Her man later admitted it when confronted with the friend’s confession.

It was done.

Nobody could believe Fatty never knew all along. On the road, he had been saluted as a gyalist because he was living with two women.

Fatty felt foolish, hurt, betrayed, angry, hopeless. She moved out with the children. Left everything behind and started life over as a single mother in a rented house.

Today, she has her own house, car, new job, and side hustle. Most of all, she is happy.

ANGER AND BRUISED EGO

That is one of the worst bun stories I ever heard.

Mine pales in comparison even though at the time, it felt like the end of the world for me. The girl said she was going to the country to look for her mother and went to Ochi with her ex. Her phone had no charge because the charger had been left in Kingston.

When I found out, I could not go to school for two weeks! I lay in bed playing ‘Age of Empires’ and watching TV for the entire time in my dorm room.

Some people lose weight when they get bun. I lost weight and height. I felt smaller as a man. My ego was bruised, in addition to the range of emotions felt by Fatty.

Bun is not nice. You go through grief, but it’s worse than death because you add anger and damaged egos to the pain. If you can’t handle bun, you will go mad.

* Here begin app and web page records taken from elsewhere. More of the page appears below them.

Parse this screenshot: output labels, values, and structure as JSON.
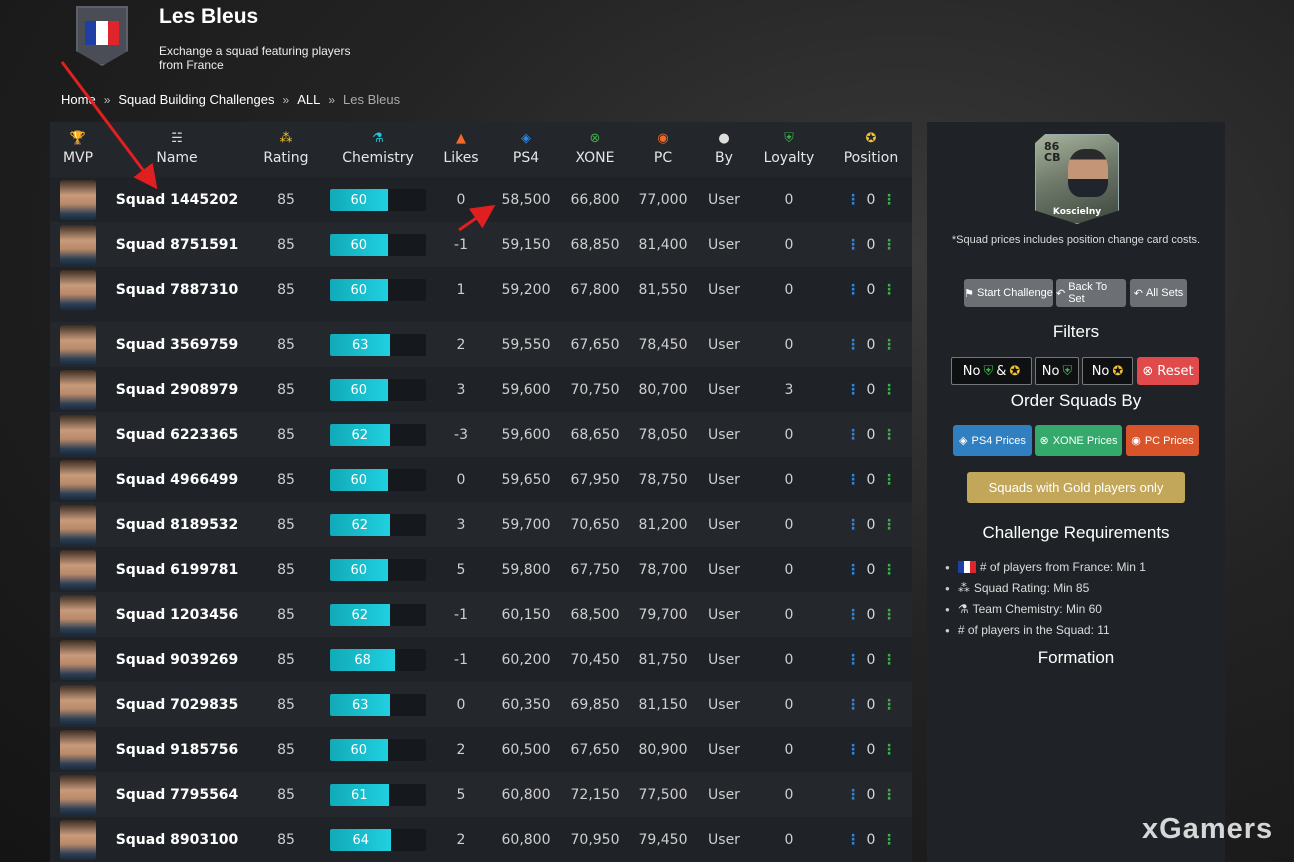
{
  "header": {
    "title": "Les Bleus",
    "subtitle": "Exchange a squad featuring players from France",
    "flag_colors": [
      "#1f3fa6",
      "#ffffff",
      "#e0242c"
    ]
  },
  "breadcrumb": {
    "items": [
      "Home",
      "Squad Building Challenges",
      "ALL"
    ],
    "separator": "»",
    "current": "Les Bleus"
  },
  "table": {
    "columns": [
      {
        "label": "MVP",
        "icon": "trophy-icon",
        "icon_color": "#f2c230"
      },
      {
        "label": "Name",
        "icon": "squad-icon",
        "icon_color": "#dddddd"
      },
      {
        "label": "Rating",
        "icon": "stars-icon",
        "icon_color": "#f2c230"
      },
      {
        "label": "Chemistry",
        "icon": "flask-icon",
        "icon_color": "#1ec8d8"
      },
      {
        "label": "Likes",
        "icon": "fire-icon",
        "icon_color": "#f26a2a"
      },
      {
        "label": "PS4",
        "icon": "playstation-icon",
        "icon_color": "#2e86de"
      },
      {
        "label": "XONE",
        "icon": "xbox-icon",
        "icon_color": "#3cb04a"
      },
      {
        "label": "PC",
        "icon": "origin-icon",
        "icon_color": "#f06a2a"
      },
      {
        "label": "By",
        "icon": "user-icon",
        "icon_color": "#dddddd"
      },
      {
        "label": "Loyalty",
        "icon": "shield-icon",
        "icon_color": "#3cb04a"
      },
      {
        "label": "Position",
        "icon": "medal-icon",
        "icon_color": "#f2c230"
      }
    ],
    "rows": [
      {
        "name": "Squad 1445202",
        "rating": "85",
        "chemistry": 60,
        "chemistry_label": "60",
        "likes": "0",
        "ps4": "58,500",
        "xone": "66,800",
        "pc": "77,000",
        "by": "User",
        "loyalty": "0",
        "position": "0"
      },
      {
        "name": "Squad 8751591",
        "rating": "85",
        "chemistry": 60,
        "chemistry_label": "60",
        "likes": "-1",
        "ps4": "59,150",
        "xone": "68,850",
        "pc": "81,400",
        "by": "User",
        "loyalty": "0",
        "position": "0"
      },
      {
        "name": "Squad 7887310",
        "rating": "85",
        "chemistry": 60,
        "chemistry_label": "60",
        "likes": "1",
        "ps4": "59,200",
        "xone": "67,800",
        "pc": "81,550",
        "by": "User",
        "loyalty": "0",
        "position": "0"
      },
      {
        "name": "Squad 3569759",
        "rating": "85",
        "chemistry": 63,
        "chemistry_label": "63",
        "likes": "2",
        "ps4": "59,550",
        "xone": "67,650",
        "pc": "78,450",
        "by": "User",
        "loyalty": "0",
        "position": "0"
      },
      {
        "name": "Squad 2908979",
        "rating": "85",
        "chemistry": 60,
        "chemistry_label": "60",
        "likes": "3",
        "ps4": "59,600",
        "xone": "70,750",
        "pc": "80,700",
        "by": "User",
        "loyalty": "3",
        "position": "0"
      },
      {
        "name": "Squad 6223365",
        "rating": "85",
        "chemistry": 62,
        "chemistry_label": "62",
        "likes": "-3",
        "ps4": "59,600",
        "xone": "68,650",
        "pc": "78,050",
        "by": "User",
        "loyalty": "0",
        "position": "0"
      },
      {
        "name": "Squad 4966499",
        "rating": "85",
        "chemistry": 60,
        "chemistry_label": "60",
        "likes": "0",
        "ps4": "59,650",
        "xone": "67,950",
        "pc": "78,750",
        "by": "User",
        "loyalty": "0",
        "position": "0"
      },
      {
        "name": "Squad 8189532",
        "rating": "85",
        "chemistry": 62,
        "chemistry_label": "62",
        "likes": "3",
        "ps4": "59,700",
        "xone": "70,650",
        "pc": "81,200",
        "by": "User",
        "loyalty": "0",
        "position": "0"
      },
      {
        "name": "Squad 6199781",
        "rating": "85",
        "chemistry": 60,
        "chemistry_label": "60",
        "likes": "5",
        "ps4": "59,800",
        "xone": "67,750",
        "pc": "78,700",
        "by": "User",
        "loyalty": "0",
        "position": "0"
      },
      {
        "name": "Squad 1203456",
        "rating": "85",
        "chemistry": 62,
        "chemistry_label": "62",
        "likes": "-1",
        "ps4": "60,150",
        "xone": "68,500",
        "pc": "79,700",
        "by": "User",
        "loyalty": "0",
        "position": "0"
      },
      {
        "name": "Squad 9039269",
        "rating": "85",
        "chemistry": 68,
        "chemistry_label": "68",
        "likes": "-1",
        "ps4": "60,200",
        "xone": "70,450",
        "pc": "81,750",
        "by": "User",
        "loyalty": "0",
        "position": "0"
      },
      {
        "name": "Squad 7029835",
        "rating": "85",
        "chemistry": 63,
        "chemistry_label": "63",
        "likes": "0",
        "ps4": "60,350",
        "xone": "69,850",
        "pc": "81,150",
        "by": "User",
        "loyalty": "0",
        "position": "0"
      },
      {
        "name": "Squad 9185756",
        "rating": "85",
        "chemistry": 60,
        "chemistry_label": "60",
        "likes": "2",
        "ps4": "60,500",
        "xone": "67,650",
        "pc": "80,900",
        "by": "User",
        "loyalty": "0",
        "position": "0"
      },
      {
        "name": "Squad 7795564",
        "rating": "85",
        "chemistry": 61,
        "chemistry_label": "61",
        "likes": "5",
        "ps4": "60,800",
        "xone": "72,150",
        "pc": "77,500",
        "by": "User",
        "loyalty": "0",
        "position": "0"
      },
      {
        "name": "Squad 8903100",
        "rating": "85",
        "chemistry": 64,
        "chemistry_label": "64",
        "likes": "2",
        "ps4": "60,800",
        "xone": "70,950",
        "pc": "79,450",
        "by": "User",
        "loyalty": "0",
        "position": "0"
      }
    ]
  },
  "sidebar": {
    "player_card": {
      "rating": "86",
      "position": "CB",
      "name": "Koscielny"
    },
    "price_note": "*Squad prices includes position change card costs.",
    "buttons": {
      "start": "Start Challenge",
      "back": "Back To Set",
      "all": "All Sets"
    },
    "filters_title": "Filters",
    "filters": {
      "f1_prefix": "No",
      "f1_amp": "&",
      "f2_prefix": "No",
      "f3_prefix": "No",
      "reset": "Reset"
    },
    "order_title": "Order Squads By",
    "order": {
      "ps4": "PS4 Prices",
      "xone": "XONE Prices",
      "pc": "PC Prices"
    },
    "gold_button": "Squads with Gold players only",
    "requirements_title": "Challenge Requirements",
    "requirements": [
      "# of players from France: Min 1",
      "Squad Rating: Min 85",
      "Team Chemistry: Min 60",
      "# of players in the Squad: 11"
    ],
    "formation_title": "Formation"
  },
  "colors": {
    "ps4": "#2f7fc1",
    "xone": "#35a86b",
    "pc": "#d9532b",
    "reset": "#e14a4a",
    "gold": "#c2a75a",
    "chemistry": "#20d0e0",
    "annotation_arrow": "#e02020"
  },
  "watermark": "xGamers"
}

As the spate of killings of women by their lovers dominated the news cycle, a friend and I were discussing the prominent role of alleged bun and relationships ending in these crimes of passion. Although one has to be careful of rumours, the word was that the men in many of the killings just couldn’t deal with the thought of bun.

A recent story on a murder attempt involved the attacker returning home and chopping his girlfriend repeatedly because he was being teased that he had a jacket.

Is it the toxic male ego, or is it that these men never got bun early in life to develop coping mechanisms? They can’t handle the emotional tornado that follows allegations of bun, and they lose their minds, violently taking it out on the women. If Fatty was a man, would you be reading his story here, or would it have made the news?

A COMMON THING

The truth is, bun is more common than you think. Some say that women give bun hotter than men. Why? Because when a man goes outside, he is only attracted to the physical without any emotions attached. Women, on the other hand, have full-blown affairs, falling in love and all. (N.B.: Not my theory).

Whatever the reason, women handle bun better than men. One violent female friend of mine said that the only reason women don’t kill men for giving bun is because there would be no men left. But women don’t kill cheating partners; they just slowly nag them to death. It is the men who cannot see the way out of their depression with their damaged egos and public embarrassment.

But worse than what happened to you has been someone else’s back story. It is not the end of the world. Egos get healed, people forget your shame, and time heals all wounds. If smarter, richer, nicer, and more handsome men than me can get bun, I don’t see what is so special about yours truly why it can’t happen to me. I will just have to accept it if it happens to me in the future.

There is no shame in bun. Maybe if we all shared our bun stories then those who are dealing with allegations or confirmed cases of bun will realise that it is just another hurdle in the race of life. Maybe there will be fewer angry, embarrassed men vowing revenge, and fewer incidents of domestic violence.

I got bun. Fatty got a hot piece of bun. If you don’t get bun yet, bredda, just hold it when it comes and remember that this too shall pass. Stay with her if you like, or just hol yuh bun and move on with your life.

Dr Alfred Dawes is a general, laparoscopic, and weight-loss surgeon; Fellow of the American College of Surgeons; former senior medical officer of the Savanna-La-Mar Public General Hospital; former president of the Jamaica Medical Doctors Association. @dr_aldawes. Email feedback to columns@gleanerjm.com and adawes@ilapmedical.com